A year and a half since its launch, Commission infighting is holding up EIC Accelerator funding from flowing to EU’s deep tech start-ups. The Board is urging action to unlock the funding, before the delays cause further reputational damage
The European Innovation Council Board wants the EIC Accelerator programme for deep-tech start-ups to be up and running as soon as possible to avoid further damage to the reputation of the fund.
“There’s no question that there’s been reputational damage. I deeply regret that,” Mark Ferguson, interim chair of the board and Ireland’s former chief scientific adviser, told Science|Business. “The focus has to be on getting it fixed. I remain an optimist. It’s not the world’s most difficult programme.”
The board, which advises the European Commission on the strategy of the EIC, released its official statement on the persisting deadlock on Tuesday, calling for a rapid resolution. Ferguson hopes the board’s intervention will feed into an upcoming European Parliament report on the fund and help get the ball rolling.

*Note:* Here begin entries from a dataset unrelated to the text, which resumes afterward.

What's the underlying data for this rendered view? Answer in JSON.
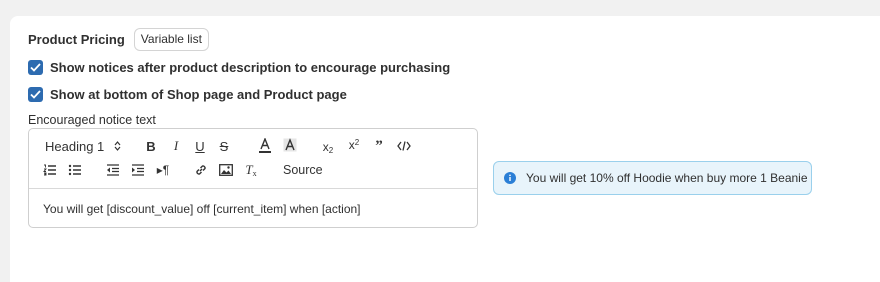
{
  "pricing": {
    "label": "Product Pricing",
    "variable_list_label": "Variable list"
  },
  "checkboxes": [
    {
      "label": "Show notices after product description to encourage purchasing",
      "checked": true
    },
    {
      "label": "Show at bottom of Shop page and Product page",
      "checked": true
    }
  ],
  "editor": {
    "label": "Encouraged notice text",
    "heading_value": "Heading 1",
    "source_label": "Source",
    "content": "You will get [discount_value] off [current_item] when [action]"
  },
  "notice": {
    "text": "You will get 10% off Hoodie when buy more 1 Beanie",
    "accent": "#2b7fd6",
    "background": "#e8f4fb"
  },
  "colors": {
    "checkbox": "#2d6bb0"
  },
  "toolbar_icons": [
    "bold-icon",
    "italic-icon",
    "underline-icon",
    "strikethrough-icon",
    "text-color-icon",
    "background-color-icon",
    "subscript-icon",
    "superscript-icon",
    "blockquote-icon",
    "code-icon",
    "ordered-list-icon",
    "bullet-list-icon",
    "outdent-icon",
    "indent-icon",
    "paragraph-direction-icon",
    "link-icon",
    "image-icon",
    "clear-format-icon"
  ]
}
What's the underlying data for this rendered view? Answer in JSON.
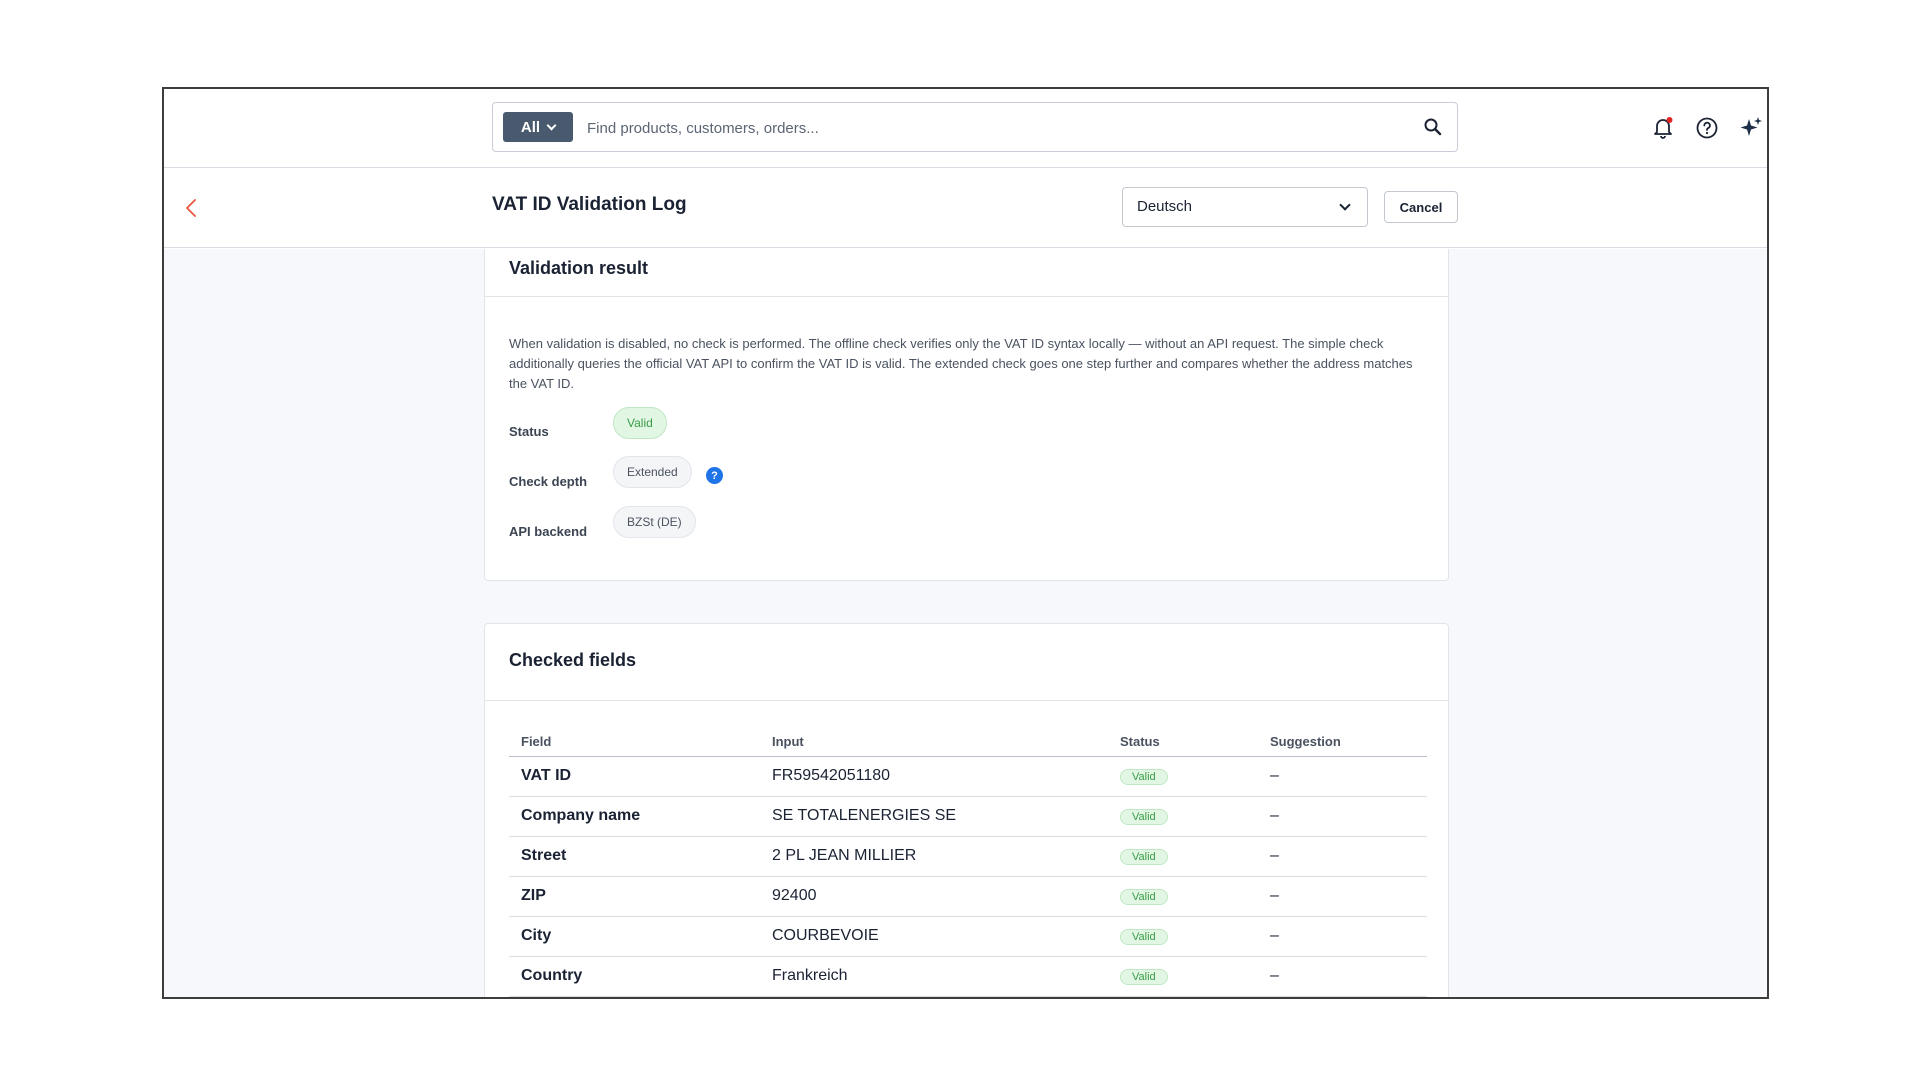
{
  "search": {
    "scope_label": "All",
    "placeholder": "Find products, customers, orders..."
  },
  "header": {
    "title": "VAT ID Validation Log",
    "language": "Deutsch",
    "cancel_label": "Cancel"
  },
  "validation_result": {
    "title": "Validation result",
    "description": "When validation is disabled, no check is performed. The offline check verifies only the VAT ID syntax locally — without an API request. The simple check additionally queries the official VAT API to confirm the VAT ID is valid. The extended check goes one step further and compares whether the address matches the VAT ID.",
    "status_label": "Status",
    "status_value": "Valid",
    "check_depth_label": "Check depth",
    "check_depth_value": "Extended",
    "api_backend_label": "API backend",
    "api_backend_value": "BZSt (DE)",
    "help_glyph": "?"
  },
  "checked_fields": {
    "title": "Checked fields",
    "columns": [
      "Field",
      "Input",
      "Status",
      "Suggestion"
    ],
    "rows": [
      {
        "field": "VAT ID",
        "input": "FR59542051180",
        "status": "Valid",
        "suggestion": "–"
      },
      {
        "field": "Company name",
        "input": "SE TOTALENERGIES SE",
        "status": "Valid",
        "suggestion": "–"
      },
      {
        "field": "Street",
        "input": "2 PL JEAN MILLIER",
        "status": "Valid",
        "suggestion": "–"
      },
      {
        "field": "ZIP",
        "input": "92400",
        "status": "Valid",
        "suggestion": "–"
      },
      {
        "field": "City",
        "input": "COURBEVOIE",
        "status": "Valid",
        "suggestion": "–"
      },
      {
        "field": "Country",
        "input": "Frankreich",
        "status": "Valid",
        "suggestion": "–"
      }
    ]
  },
  "icons": {
    "back": "chevron-left-icon",
    "search": "search-icon",
    "notifications": "bell-icon",
    "help": "help-circle-icon",
    "ai": "sparkles-icon"
  },
  "colors": {
    "accent_back": "#e8553f",
    "notification_dot": "#e02424",
    "valid_bg": "#e2f6e4",
    "valid_text": "#3a9c48",
    "help_blue": "#1f74e8"
  }
}
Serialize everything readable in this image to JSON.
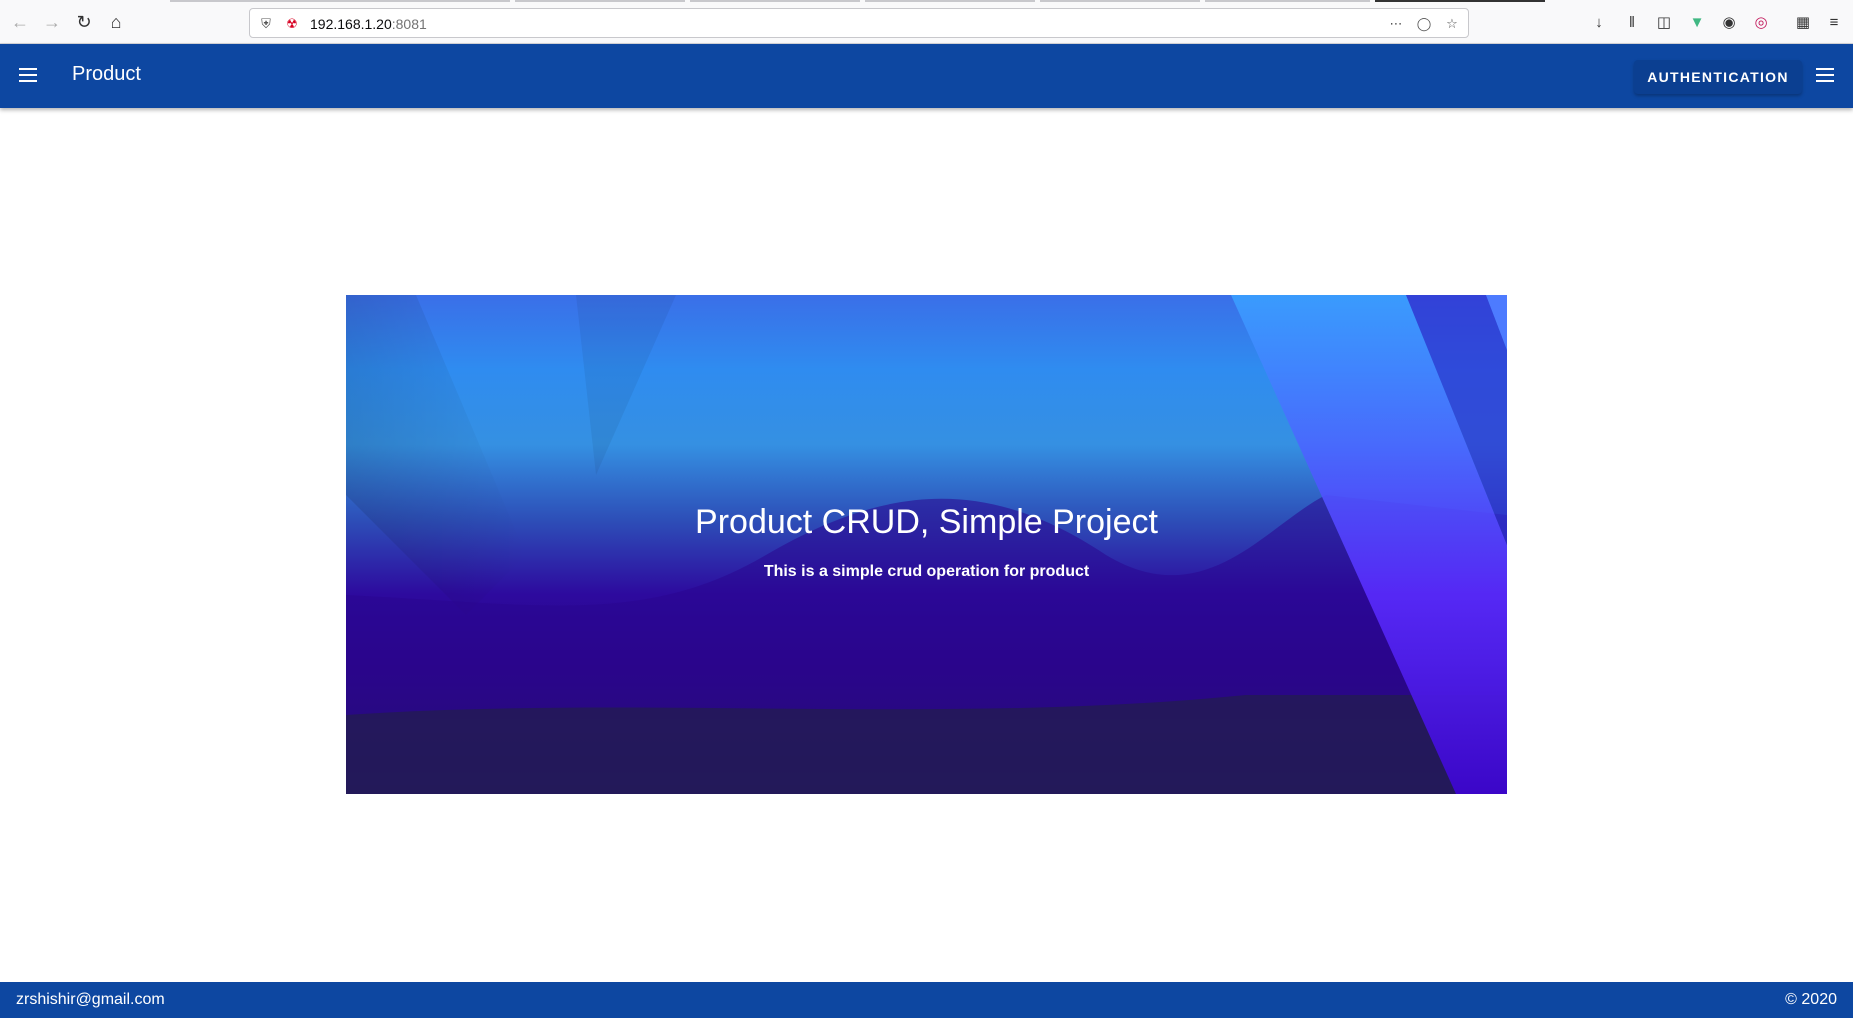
{
  "browser": {
    "url_host": "192.168.1.20",
    "url_port": ":8081",
    "icons": [
      "back-icon",
      "forward-icon",
      "reload-icon",
      "home-icon",
      "shield-icon",
      "insecure-lock-icon",
      "more-icon",
      "pocket-icon",
      "bookmark-star-icon",
      "downloads-icon",
      "library-icon",
      "sidebar-icon",
      "vue-devtools-icon",
      "account-icon",
      "color-picker-icon",
      "extensions-icon",
      "app-menu-icon"
    ]
  },
  "app_bar": {
    "title": "Product",
    "auth_button": "AUTHENTICATION",
    "color": "#0d47a1"
  },
  "hero": {
    "title": "Product CRUD, Simple Project",
    "subtitle": "This is a simple crud operation for product"
  },
  "footer": {
    "email": "zrshishir@gmail.com",
    "copyright": "© 2020"
  }
}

“The most important thing that we say in the statement is that the current situation is to be resolved quickly,” said Ferguson. “The consequence is that there are excellent companies that are still waiting to be funded. Frankly, it’s unacceptable.”
The EIC is a relatively new EU programme offering equity financing to start-ups under its Accelerator programme, in addition to more traditional grant funding. It promised to pump funding directly into deep tech companies and help the EU start-up scene catch up with the US and China. But most of the equity funding promised to the winners of last year’s competition has been held hostage by Commission infighting over the management of the fund for over a year.
The full-fledged EIC launched under the EU’s Horizon Europe research programme last year after a three-year pilot phase. But in the new programme, the Commission no longer wanted to take the risk that comes with investing directly in start-ups through its EIC Accelerator programme. It proposed moving the EIC equity fund to indirect management under the European Investment Bank. The move was first met with resistance but was later okayed by member states. In February, the Commission said the deadlock had been resolved. But with the summer now coming to an end, an operational solution is not yet in sight; and as of mid-July only one company from that round has actually received its equity financing.
Companies that have been awarded financing have been growing frustrated. After hearing their complaints, the European Parliament’s research heavyweight Christian Ehler took it upon itself to get things moving, announcing an upcoming Parliament report on the EIC’s woes back in June. Next up, the Parliament’s research, industry and energy committee is set to debate the report on 1 September – and the EIC Board hopes its statement will feed into the discussion.
How to manage an EU equity fund
First things first, the board wants to see the Commission immediately starting the transition phase for switching to indirect management of the EIC Fund by the EIB, to clear the backlog of companies awaiting financing.
The board supports the Commission but has its reservations about the new approach. To ensure it works, it hopes to see an assessment of the transition phase in time for the mid-term review of the Horizon Europe research programme, due sometime in 2024. “Get this transition solution in, see how this works and then assess if it’s fit for purpose,” Ferguson said, outlining the action plan.
He added that the board does not have a preference, but wants the Commission to be careful with its decisions. “We are not advocating any particular solution but a data-driven approach as opposed to a knee-jerk reaction.”
It’s also not ruling out other management solutions. One option, proposed by the Parliament, is making the EIC an EU agency, which would give it more autonomy while remaining part of the Commission. Ferguson agrees the option must be carefully considered.
But first things first, the current deadlock must be broken. Last month, it was revealed the College of Commissioners now must rubber stamp each equity investment decision individually. It’s a temporary but highly bureaucratic solution to getting the funds flowing faster as the Commission continues to argue internally over the management of the fund. The board, similarly to the Parliament, wants the requirement removed “as it slows down the process and contradicts the rationale for indirect management.”
Don’t take away the budget
If the EIC Accelerator is not properly up and running by next year, the Parliament wants to see €811 million withheld from the programme budget next year. But the board cannot get behind a proposal that could leave cash-strapped start-ups without a significant source of funding for an entire year.
“I respect the ITRE committee, but solving the problem of the companies not receiving money by removing the budget is not what we need to do. What we need to do is get the money flowing properly,” said Ferguson.
In the end, he believes, the management issues are not as complicated as they appear to be. What matters is that the EIC is as fast as the market, entrepreneur-friendly and takes risks that the market won’t take. It should also promote women’s leadership and innovation in the EU’s less innovative regions. The Commission must get the instrument in order to let it deliver on these promises.
The earlier pilot programme, he notes, experienced hiccups in the very beginning but by the end of the three years was almost as fast and efficient as the private market. CEOs can attest to this. “Whilst I am really very sorry about the current delays, we don’t want to be too pessimistic. The track record is there,” said Ferguson. “I hope that the next few years can show we can be catalytic.”